GIVEN DATA.
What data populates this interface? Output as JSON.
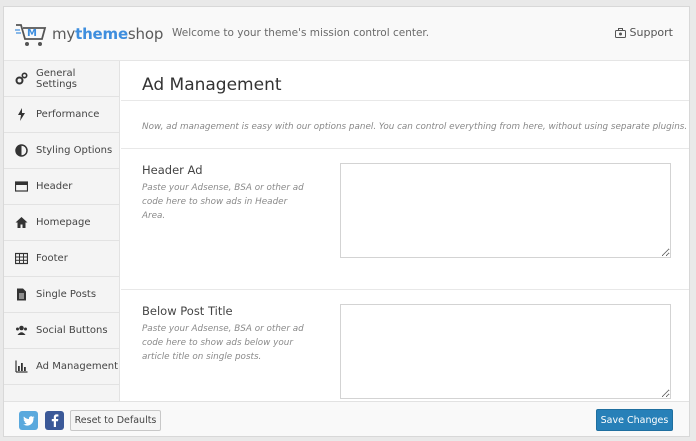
{
  "header": {
    "logo": {
      "my": "my",
      "theme": "theme",
      "shop": "shop"
    },
    "tagline": "Welcome to your theme's mission control center.",
    "support_label": "Support"
  },
  "sidebar": {
    "items": [
      {
        "label": "General Settings",
        "icon": "gears-icon"
      },
      {
        "label": "Performance",
        "icon": "bolt-icon"
      },
      {
        "label": "Styling Options",
        "icon": "contrast-icon"
      },
      {
        "label": "Header",
        "icon": "header-layout-icon"
      },
      {
        "label": "Homepage",
        "icon": "home-icon"
      },
      {
        "label": "Footer",
        "icon": "table-grid-icon"
      },
      {
        "label": "Single Posts",
        "icon": "document-icon"
      },
      {
        "label": "Social Buttons",
        "icon": "users-icon"
      },
      {
        "label": "Ad Management",
        "icon": "bar-chart-icon"
      }
    ]
  },
  "main": {
    "title": "Ad Management",
    "intro": "Now, ad management is easy with our options panel. You can control everything from here, without using separate plugins.",
    "fields": [
      {
        "label": "Header Ad",
        "description": "Paste your Adsense, BSA or other ad code here to show ads in Header Area.",
        "value": ""
      },
      {
        "label": "Below Post Title",
        "description": "Paste your Adsense, BSA or other ad code here to show ads below your article title on single posts.",
        "value": ""
      }
    ]
  },
  "footer": {
    "reset_label": "Reset to Defaults",
    "save_label": "Save Changes"
  },
  "colors": {
    "brand_blue": "#3e8ede",
    "save_button": "#2780b8",
    "twitter": "#5aa9dd",
    "facebook": "#3b5998"
  }
}
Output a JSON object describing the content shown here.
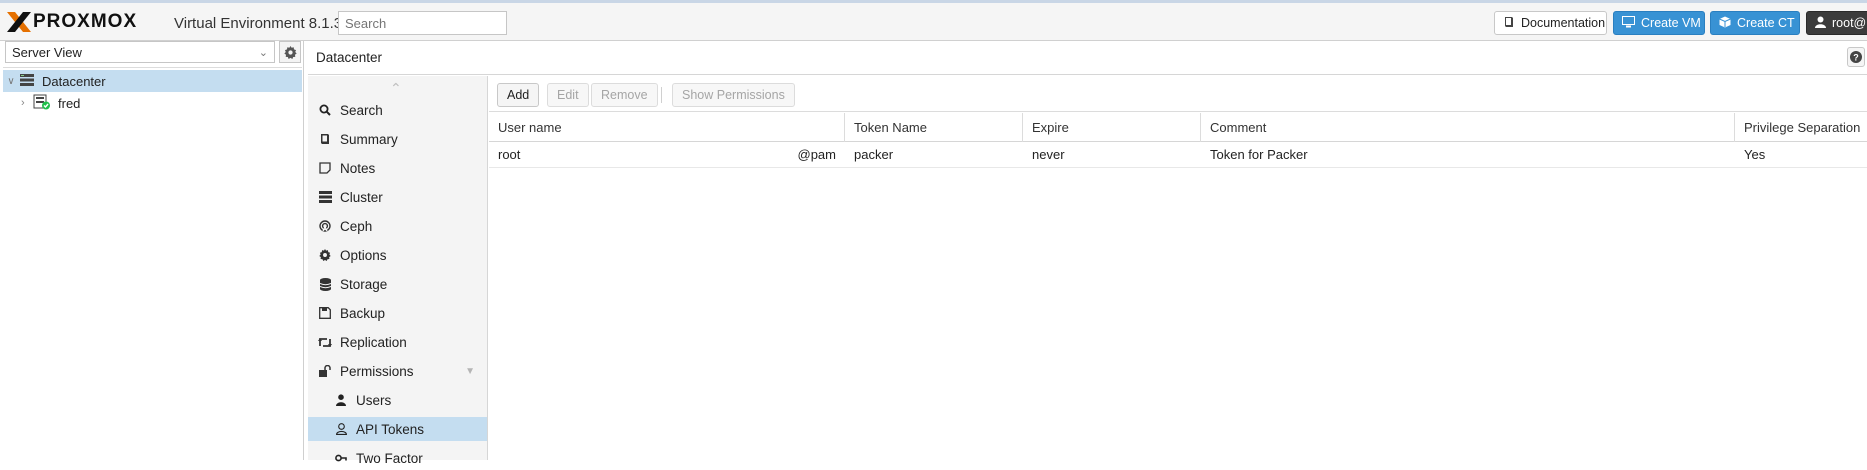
{
  "app": {
    "brand": "PROXMOX",
    "version_label": "Virtual Environment 8.1.3",
    "search_placeholder": "Search"
  },
  "topbar": {
    "documentation": "Documentation",
    "create_vm": "Create VM",
    "create_ct": "Create CT",
    "user": "root@p"
  },
  "sidebar": {
    "view": "Server View",
    "tree": [
      {
        "label": "Datacenter"
      },
      {
        "label": "fred"
      }
    ]
  },
  "breadcrumb": "Datacenter",
  "nav": {
    "items": [
      {
        "label": "Search",
        "icon": "search-icon"
      },
      {
        "label": "Summary",
        "icon": "book-icon"
      },
      {
        "label": "Notes",
        "icon": "note-icon"
      },
      {
        "label": "Cluster",
        "icon": "server-icon"
      },
      {
        "label": "Ceph",
        "icon": "ceph-icon"
      },
      {
        "label": "Options",
        "icon": "gear-icon"
      },
      {
        "label": "Storage",
        "icon": "database-icon"
      },
      {
        "label": "Backup",
        "icon": "floppy-icon"
      },
      {
        "label": "Replication",
        "icon": "retweet-icon"
      },
      {
        "label": "Permissions",
        "icon": "unlock-icon"
      },
      {
        "label": "Users",
        "icon": "user-icon"
      },
      {
        "label": "API Tokens",
        "icon": "user-outline-icon"
      },
      {
        "label": "Two Factor",
        "icon": "key-icon"
      }
    ]
  },
  "toolbar": {
    "add": "Add",
    "edit": "Edit",
    "remove": "Remove",
    "show_permissions": "Show Permissions"
  },
  "grid": {
    "columns": [
      "User name",
      "Token Name",
      "Expire",
      "Comment",
      "Privilege Separation"
    ],
    "rows": [
      {
        "user": "root",
        "realm": "@pam",
        "token": "packer",
        "expire": "never",
        "comment": "Token for Packer",
        "privsep": "Yes"
      }
    ]
  },
  "colors": {
    "accent": "#3892d4",
    "selection": "#c4ddf0",
    "brand_orange": "#e57000"
  }
}
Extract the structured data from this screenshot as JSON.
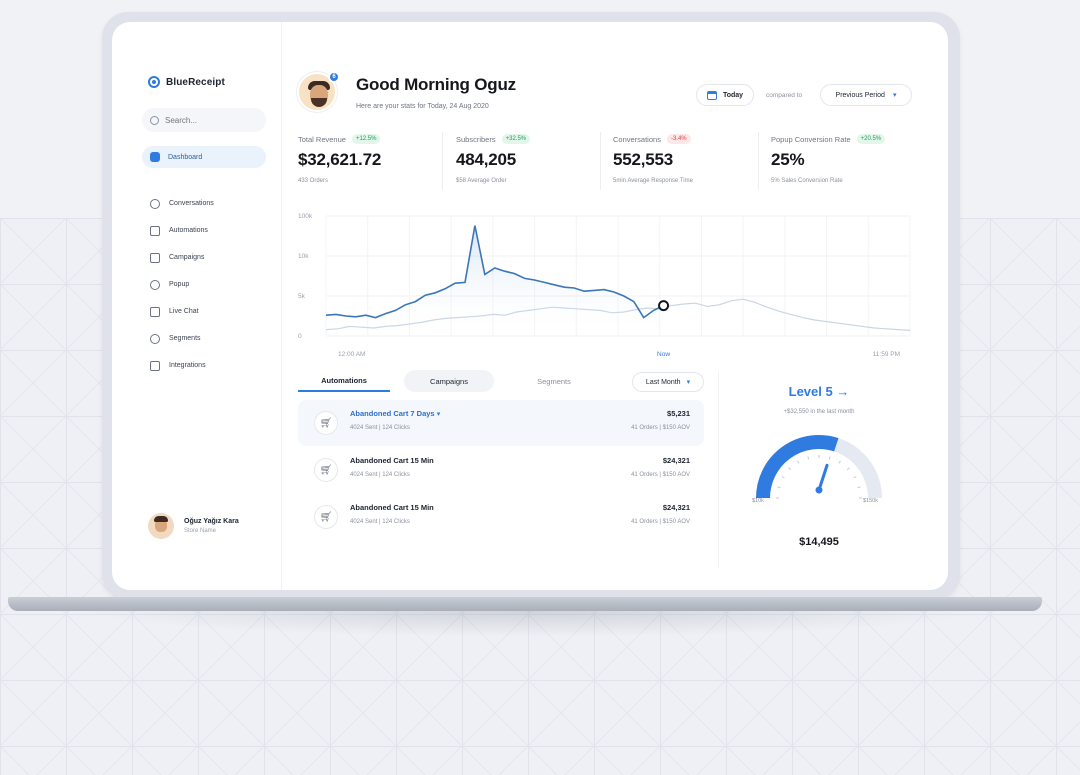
{
  "brand": {
    "name": "BlueReceipt",
    "accent": "#2f7be0"
  },
  "sidebar": {
    "search_placeholder": "Search...",
    "active_item": {
      "label": "Dashboard",
      "icon": "home-icon"
    },
    "items": [
      {
        "label": "Conversations",
        "icon": "chat-icon"
      },
      {
        "label": "Automations",
        "icon": "automation-icon"
      },
      {
        "label": "Campaigns",
        "icon": "campaign-icon"
      },
      {
        "label": "Popup",
        "icon": "popup-icon"
      },
      {
        "label": "Live Chat",
        "icon": "live-chat-icon"
      },
      {
        "label": "Segments",
        "icon": "segments-icon"
      },
      {
        "label": "Integrations",
        "icon": "integrations-icon"
      }
    ],
    "profile": {
      "name": "Oğuz Yağız Kara",
      "subtitle": "Store Name"
    }
  },
  "header": {
    "greeting": "Good Morning Oguz",
    "subtitle": "Here are your stats for Today, 24 Aug 2020",
    "avatar_badge": "6",
    "date_button": "Today",
    "compared_to": "compared to",
    "period_select": "Previous Period"
  },
  "stats": [
    {
      "label": "Total Revenue",
      "change": "+12.5%",
      "direction": "up",
      "value": "$32,621.72",
      "sub": "433 Orders"
    },
    {
      "label": "Subscribers",
      "change": "+32.5%",
      "direction": "up",
      "value": "484,205",
      "sub": "$58 Average Order"
    },
    {
      "label": "Conversations",
      "change": "-3.4%",
      "direction": "down",
      "value": "552,553",
      "sub": "5min Average Response Time"
    },
    {
      "label": "Popup Conversion Rate",
      "change": "+20.5%",
      "direction": "up",
      "value": "25%",
      "sub": "5% Sales Conversion Rate"
    }
  ],
  "chart_data": {
    "type": "line",
    "y_ticks": [
      "100k",
      "10k",
      "5k",
      "0"
    ],
    "x_ticks": [
      "12:00 AM",
      "Now",
      "11:59 PM"
    ],
    "ylim": [
      0,
      15
    ],
    "series": [
      {
        "role": "current",
        "values": [
          2.6,
          2.7,
          2.5,
          2.4,
          2.6,
          2.3,
          2.8,
          3.2,
          3.9,
          4.3,
          5.1,
          5.4,
          5.9,
          6.6,
          6.7,
          13.8,
          7.7,
          8.5,
          8.1,
          7.8,
          7.2,
          7.0,
          6.7,
          6.4,
          6.1,
          6.0,
          5.6,
          5.7,
          5.8,
          5.5,
          5.0,
          4.3,
          2.3,
          3.2,
          3.8
        ],
        "color": "#3a76b8"
      },
      {
        "role": "previous",
        "values": [
          0.8,
          0.9,
          1.2,
          1.1,
          1.0,
          1.2,
          1.3,
          1.5,
          1.7,
          2.0,
          2.2,
          2.3,
          2.4,
          2.5,
          2.7,
          2.6,
          3.0,
          3.2,
          3.4,
          3.6,
          3.5,
          3.4,
          3.3,
          3.2,
          2.9,
          3.0,
          3.3,
          3.5,
          3.4,
          3.8,
          4.0,
          4.1,
          3.7,
          3.9,
          4.4,
          4.6,
          4.2,
          3.6,
          3.1,
          2.7,
          2.3,
          2.0,
          1.8,
          1.6,
          1.4,
          1.2,
          1.0,
          0.9,
          0.8,
          0.7
        ],
        "color": "#c9d6e6"
      }
    ],
    "grid": true
  },
  "tabs": [
    {
      "label": "Automations",
      "state": "active"
    },
    {
      "label": "Campaigns",
      "state": "hover"
    },
    {
      "label": "Segments",
      "state": "inactive"
    }
  ],
  "range_select": "Last Month",
  "automations": [
    {
      "title": "Abandoned Cart 7 Days",
      "meta": "4024 Sent | 124 Clicks",
      "amount": "$5,231",
      "amount_sub": "41 Orders | $150 AOV",
      "highlighted": true
    },
    {
      "title": "Abandoned Cart 15 Min",
      "meta": "4024 Sent | 124 Clicks",
      "amount": "$24,321",
      "amount_sub": "41 Orders | $150 AOV",
      "highlighted": false
    },
    {
      "title": "Abandoned Cart 15 Min",
      "meta": "4024 Sent | 124 Clicks",
      "amount": "$24,321",
      "amount_sub": "41 Orders | $150 AOV",
      "highlighted": false
    }
  ],
  "level": {
    "title": "Level 5",
    "subtitle": "+$32,550 in the last month",
    "min_label": "$10k",
    "max_label": "$150k",
    "value": "$14,495",
    "fill_fraction": 0.6
  }
}
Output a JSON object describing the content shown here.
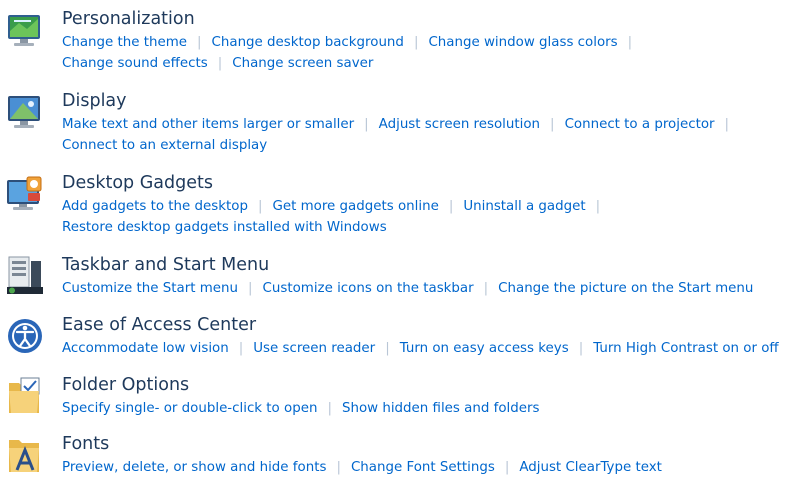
{
  "categories": [
    {
      "title": "Personalization",
      "icon": "personalization-icon",
      "lines": [
        [
          "Change the theme",
          "Change desktop background",
          "Change window glass colors"
        ],
        [
          "Change sound effects",
          "Change screen saver"
        ]
      ]
    },
    {
      "title": "Display",
      "icon": "display-icon",
      "lines": [
        [
          "Make text and other items larger or smaller",
          "Adjust screen resolution",
          "Connect to a projector"
        ],
        [
          "Connect to an external display"
        ]
      ]
    },
    {
      "title": "Desktop Gadgets",
      "icon": "desktop-gadgets-icon",
      "lines": [
        [
          "Add gadgets to the desktop",
          "Get more gadgets online",
          "Uninstall a gadget"
        ],
        [
          "Restore desktop gadgets installed with Windows"
        ]
      ]
    },
    {
      "title": "Taskbar and Start Menu",
      "icon": "taskbar-icon",
      "lines": [
        [
          "Customize the Start menu",
          "Customize icons on the taskbar",
          "Change the picture on the Start menu"
        ]
      ]
    },
    {
      "title": "Ease of Access Center",
      "icon": "ease-of-access-icon",
      "lines": [
        [
          "Accommodate low vision",
          "Use screen reader",
          "Turn on easy access keys",
          "Turn High Contrast on or off"
        ]
      ]
    },
    {
      "title": "Folder Options",
      "icon": "folder-options-icon",
      "lines": [
        [
          "Specify single- or double-click to open",
          "Show hidden files and folders"
        ]
      ]
    },
    {
      "title": "Fonts",
      "icon": "fonts-icon",
      "lines": [
        [
          "Preview, delete, or show and hide fonts",
          "Change Font Settings",
          "Adjust ClearType text"
        ]
      ]
    }
  ]
}
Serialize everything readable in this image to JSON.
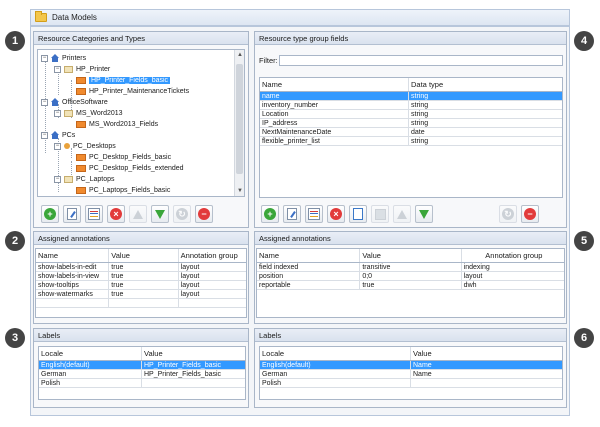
{
  "window": {
    "title": "Data Models",
    "icon": "folder-icon"
  },
  "badges": [
    "1",
    "2",
    "3",
    "4",
    "5",
    "6"
  ],
  "left": {
    "categories": {
      "header": "Resource Categories and Types",
      "tree": [
        {
          "label": "Printers",
          "icon": "house-icon",
          "expander": "−"
        },
        {
          "label": "HP_Printer",
          "icon": "type-folder-icon",
          "expander": "−"
        },
        {
          "label": "HP_Printer_Fields_basic",
          "icon": "field-group-icon",
          "selected": true
        },
        {
          "label": "HP_Printer_MaintenanceTickets",
          "icon": "field-group-icon"
        },
        {
          "label": "OfficeSoftware",
          "icon": "house-icon",
          "expander": "−"
        },
        {
          "label": "MS_Word2013",
          "icon": "type-folder-icon",
          "expander": "−"
        },
        {
          "label": "MS_Word2013_Fields",
          "icon": "field-group-icon"
        },
        {
          "label": "PCs",
          "icon": "house-icon",
          "expander": "−"
        },
        {
          "label": "PC_Desktops",
          "icon": "type-dot-icon",
          "expander": "−"
        },
        {
          "label": "PC_Desktop_Fields_basic",
          "icon": "field-group-icon"
        },
        {
          "label": "PC_Desktop_Fields_extended",
          "icon": "field-group-icon"
        },
        {
          "label": "PC_Laptops",
          "icon": "type-folder-icon",
          "expander": "−"
        },
        {
          "label": "PC_Laptops_Fields_basic",
          "icon": "field-group-icon"
        }
      ]
    },
    "annotations": {
      "header": "Assigned annotations",
      "columns": [
        "Name",
        "Value",
        "Annotation group"
      ],
      "rows": [
        [
          "show-labels-in-edit",
          "true",
          "layout"
        ],
        [
          "show-labels-in-view",
          "true",
          "layout"
        ],
        [
          "show-tooltips",
          "true",
          "layout"
        ],
        [
          "show-watermarks",
          "true",
          "layout"
        ]
      ]
    },
    "labels": {
      "header": "Labels",
      "columns": [
        "Locale",
        "Value"
      ],
      "rows": [
        [
          "English(default)",
          "HP_Printer_Fields_basic"
        ],
        [
          "German",
          "HP_Printer_Fields_basic"
        ],
        [
          "Polish",
          ""
        ]
      ]
    }
  },
  "right": {
    "fields": {
      "header": "Resource type group fields",
      "filter_label": "Filter:",
      "filter_value": "",
      "columns": [
        "Name",
        "Data type"
      ],
      "rows": [
        [
          "name",
          "string"
        ],
        [
          "inventory_number",
          "string"
        ],
        [
          "Location",
          "string"
        ],
        [
          "IP_address",
          "string"
        ],
        [
          "NextMaintenanceDate",
          "date"
        ],
        [
          "flexible_printer_list",
          "string"
        ]
      ]
    },
    "annotations": {
      "header": "Assigned annotations",
      "columns": [
        "Name",
        "Value",
        "Annotation group"
      ],
      "rows": [
        [
          "field indexed",
          "transitive",
          "indexing"
        ],
        [
          "position",
          "0;0",
          "layout"
        ],
        [
          "reportable",
          "true",
          "dwh"
        ]
      ]
    },
    "labels": {
      "header": "Labels",
      "columns": [
        "Locale",
        "Value"
      ],
      "rows": [
        [
          "English(default)",
          "Name"
        ],
        [
          "German",
          "Name"
        ],
        [
          "Polish",
          ""
        ]
      ]
    }
  }
}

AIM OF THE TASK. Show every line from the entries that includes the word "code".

TASK RESULT.
        "description": "Paste your Adsense, BSA or other ad code here to show ads in Header Area.",
        "description": "Paste your Adsense, BSA or other ad code here to show ads below your article title on single posts.",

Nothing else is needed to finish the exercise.